Work instructions | Write out every line from the listing below where the string "rating" is found.
----------------
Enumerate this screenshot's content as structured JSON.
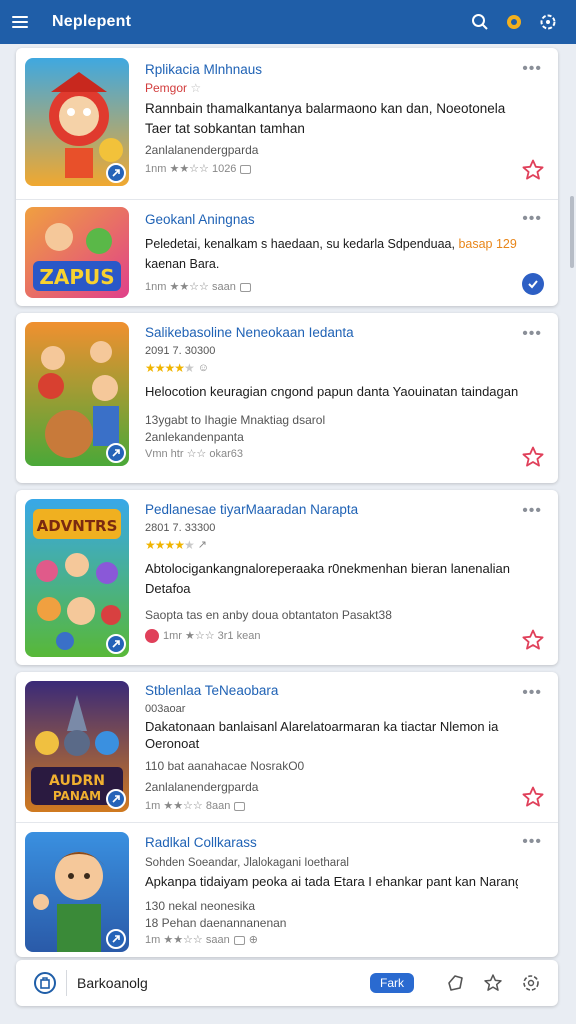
{
  "header": {
    "title": "Neplepent"
  },
  "cards": [
    {
      "items": [
        {
          "title": "Rplikacia Mlnhnaus",
          "subtitle": "Pemgor",
          "lines": [
            "Rannbain thamalkantanya balarmaono kan dan, Noeotonela",
            "Taer tat sobkantan tamhan"
          ],
          "small": "2anlalanendergparda",
          "rating": "1nm ★★☆☆ 1026",
          "action": "star"
        },
        {
          "title": "Geokanl Aningnas",
          "line_a": "Peledetai, kenalkam s haedaan, su kedarla Sdpenduaa,",
          "line_a_hl": "basap 129",
          "line_b": "kaenan Bara.",
          "rating": "1nm ★★☆☆ saan",
          "action": "check"
        }
      ]
    },
    {
      "items": [
        {
          "title": "Salikebasoline Neneokaan Iedanta",
          "top_small": "2091 7. 30300",
          "lines": [
            "Helocotion keuragian cngond papun danta Yaouinatan taindagan"
          ],
          "small_lines": [
            "13ygabt to Ihagie Mnaktiag dsarol",
            "2anlekandenpanta"
          ],
          "rating": "Vmn htr ☆☆ okar63",
          "action": "star"
        }
      ]
    },
    {
      "items": [
        {
          "title": "Pedlanesae tiyarMaaradan Narapta",
          "top_small": "2801 7. 33300",
          "lines": [
            "Abtolocigankangnaloreperaaka r0nekmenhan bieran lanenalian",
            "Detafoa"
          ],
          "small_lines": [
            "Saopta tas en anby doua obtantaton Pasakt38"
          ],
          "rating": "1mr ★☆☆ 3r1 kean",
          "action": "star"
        }
      ]
    },
    {
      "items": [
        {
          "title": "Stblenlaa TeNeaobara",
          "top_small": "003aoar",
          "lines": [
            "Dakatonaan banlaisanl Alarelatoarmaran ka tiactar Nlemon ia",
            "Oeronoat"
          ],
          "small_lines": [
            "110 bat aanahacae NosrakO0",
            "2anlalanendergparda"
          ],
          "rating": "1m ★★☆☆ 8aan",
          "action": "star"
        },
        {
          "title": "Radlkal Collkarass",
          "top_small": "Sohden Soeandar, Jlalokagani Ioetharal",
          "lines": [
            "Apkanpa tidaiyam peoka ai tada Etara I ehankar pant kan Narang"
          ],
          "small_lines": [
            "130 nekal neonesika",
            "18 Pehan daenannanenan"
          ],
          "rating": "1m ★★☆☆ saan",
          "action": "none"
        }
      ]
    }
  ],
  "bottom": {
    "label": "Barkoanolg",
    "pill": "Fark"
  }
}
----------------
Response below |
          "rating": "1nm ★★☆☆ 1026",
          "rating": "1nm ★★☆☆ saan",
          "rating": "Vmn htr ☆☆ okar63",
          "rating": "1mr ★☆☆ 3r1 kean",
          "rating": "1m ★★☆☆ 8aan",
          "rating": "1m ★★☆☆ saan",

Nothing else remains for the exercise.